Kingston, Jamaica – The collapse yesterday of a section of the Blue Diamond Royalton Hotel currently under construction in Negril, Hanover, forced Local Government Minister Desmond McKenzie to have the parish council issue a 30-day stop order on the project, while he named a three-member team headed by National Works Agency boss EG Hunter to investigate the incident.
Hunter’s team will include Kingston and St Andrew Corporation City Engineer Norman Shand, and the Ministry of Labour and Social Security’s Chief Technical Director Dwight Wilson.
Five men who were working at the hotel site when the building gave way were rescued by the Jamaica Fire Brigade Emergency Medical Services (EMS). Three of the five remained in hospital last night, with one suffering from a serious injury to the eye.
“… So far, information confirmed is that five people were taken to hospital. Two persons were treated and released and there are three others, one of whom was due to be transferred to the Cornwall Regional Hospital with a severe eye injury,” said Daryl Vaz, minister without portfolio in the Ministry of Economic Growth and Job Creation.
Vaz, who yesterday spoke with the press following a tour of the hotel construction site, expressed condolence to the family of those injured.
Workmen said they were working overnight, pouring concrete, when about 5:13 am a section of the roof of the three-storey building collapsed onto the second floor.
“Mi hear di man dem under the building a bawl fi help and nobody a help because they (emergency crew) only have the thing dem a push, push through the thing (rubble). Wi (workers) needed to go over there go help the youth dem because wi black brother dem over there a dead,” one construction worker pleaded to police and firefighters who had sealed off the scene.
Other workers joined the plea, and the police eventually allowed about 20 people onto the property to assist with the search and rescue efforts.
Superintendent Gary Morgan, who is in charge of the EMS, said approximately 25 emergency workers and firefighters responded, while another three from the Ministry of Health later joined in the search and rescue. Doctors, other medical officials and Jamaica Defence Force soldiers were also on location.
Workers said the project was originally schedule to be completed over a four-year period. However, they alleged that the owners were trying to complete it in 18 months, hence the pouring of concrete at nights with poor visibility.

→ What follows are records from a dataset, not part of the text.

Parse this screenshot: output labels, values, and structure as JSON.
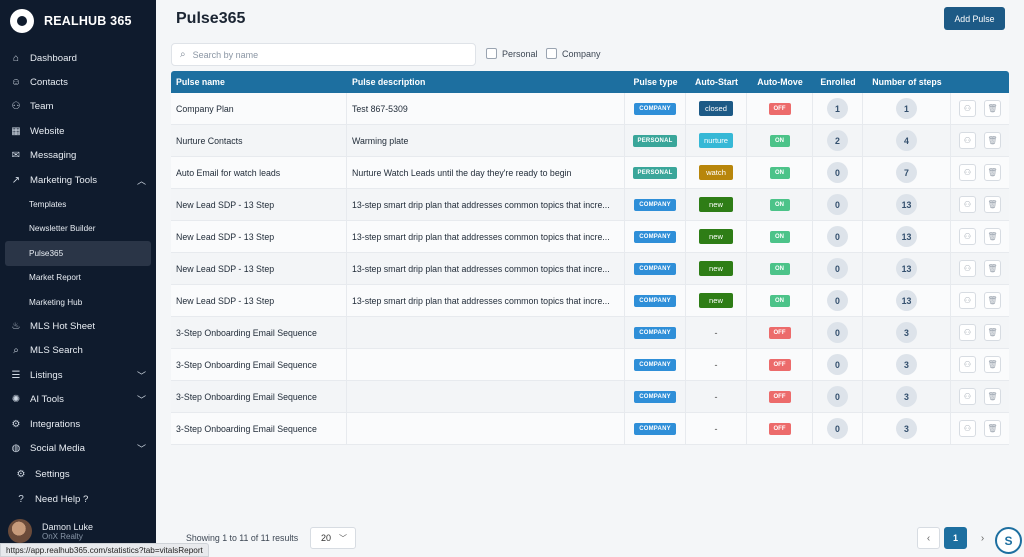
{
  "brand": {
    "name": "REALHUB 365"
  },
  "sidebar": {
    "items": [
      {
        "label": "Dashboard",
        "icon": "dashboard-icon"
      },
      {
        "label": "Contacts",
        "icon": "smiley-icon"
      },
      {
        "label": "Team",
        "icon": "team-icon"
      },
      {
        "label": "Website",
        "icon": "grid-icon"
      },
      {
        "label": "Messaging",
        "icon": "mail-icon"
      },
      {
        "label": "Marketing Tools",
        "icon": "trend-icon"
      }
    ],
    "marketing_sub": [
      {
        "label": "Templates"
      },
      {
        "label": "Newsletter Builder"
      },
      {
        "label": "Pulse365"
      },
      {
        "label": "Market Report"
      },
      {
        "label": "Marketing Hub"
      }
    ],
    "items2": [
      {
        "label": "MLS Hot Sheet",
        "icon": "flame-icon"
      },
      {
        "label": "MLS Search",
        "icon": "search-icon"
      },
      {
        "label": "Listings",
        "icon": "listings-icon"
      },
      {
        "label": "AI Tools",
        "icon": "ai-icon"
      },
      {
        "label": "Integrations",
        "icon": "integrations-icon"
      },
      {
        "label": "Social Media",
        "icon": "globe-icon"
      }
    ],
    "settings": "Settings",
    "help": "Need Help ?",
    "user": {
      "name": "Damon Luke",
      "org": "OnX Realty"
    }
  },
  "status_url": "https://app.realhub365.com/statistics?tab=vitalsReport",
  "header": {
    "title": "Pulse365",
    "add_label": "Add Pulse"
  },
  "search": {
    "placeholder": "Search by name",
    "value": ""
  },
  "filters": {
    "personal": "Personal",
    "company": "Company"
  },
  "table": {
    "columns": [
      "Pulse name",
      "Pulse description",
      "Pulse type",
      "Auto-Start",
      "Auto-Move",
      "Enrolled",
      "Number of steps"
    ],
    "rows": [
      {
        "name": "Company Plan",
        "desc": "Test 867-5309",
        "type": "COMPANY",
        "auto": "closed",
        "move": "OFF",
        "enrolled": "1",
        "steps": "1"
      },
      {
        "name": "Nurture Contacts",
        "desc": "Warming plate",
        "type": "PERSONAL",
        "auto": "nurture",
        "move": "ON",
        "enrolled": "2",
        "steps": "4"
      },
      {
        "name": "Auto Email for watch leads",
        "desc": "Nurture Watch Leads until the day they're ready to begin",
        "type": "PERSONAL",
        "auto": "watch",
        "move": "ON",
        "enrolled": "0",
        "steps": "7"
      },
      {
        "name": "New Lead SDP - 13 Step",
        "desc": "13-step smart drip plan that addresses common topics that incre...",
        "type": "COMPANY",
        "auto": "new",
        "move": "ON",
        "enrolled": "0",
        "steps": "13"
      },
      {
        "name": "New Lead SDP - 13 Step",
        "desc": "13-step smart drip plan that addresses common topics that incre...",
        "type": "COMPANY",
        "auto": "new",
        "move": "ON",
        "enrolled": "0",
        "steps": "13"
      },
      {
        "name": "New Lead SDP - 13 Step",
        "desc": "13-step smart drip plan that addresses common topics that incre...",
        "type": "COMPANY",
        "auto": "new",
        "move": "ON",
        "enrolled": "0",
        "steps": "13"
      },
      {
        "name": "New Lead SDP - 13 Step",
        "desc": "13-step smart drip plan that addresses common topics that incre...",
        "type": "COMPANY",
        "auto": "new",
        "move": "ON",
        "enrolled": "0",
        "steps": "13"
      },
      {
        "name": "3-Step Onboarding Email Sequence",
        "desc": "",
        "type": "COMPANY",
        "auto": "-",
        "move": "OFF",
        "enrolled": "0",
        "steps": "3"
      },
      {
        "name": "3-Step Onboarding Email Sequence",
        "desc": "",
        "type": "COMPANY",
        "auto": "-",
        "move": "OFF",
        "enrolled": "0",
        "steps": "3"
      },
      {
        "name": "3-Step Onboarding Email Sequence",
        "desc": "",
        "type": "COMPANY",
        "auto": "-",
        "move": "OFF",
        "enrolled": "0",
        "steps": "3"
      },
      {
        "name": "3-Step Onboarding Email Sequence",
        "desc": "",
        "type": "COMPANY",
        "auto": "-",
        "move": "OFF",
        "enrolled": "0",
        "steps": "3"
      }
    ]
  },
  "footer": {
    "results": "Showing 1 to 11 of 11 results",
    "page_size": "20",
    "current_page": "1"
  },
  "colors": {
    "company": "#2f8fd8",
    "personal": "#3aa69a",
    "closed": "#1d5a86",
    "nurture": "#36b8d6",
    "watch": "#b8860b",
    "new": "#2e7d16",
    "on": "#4cc389",
    "off": "#ec6b6b"
  }
}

The more than 500-room all-inclusive resort was planning to open for business between later this year and next year, one of the workers said. (Jamaica Observer)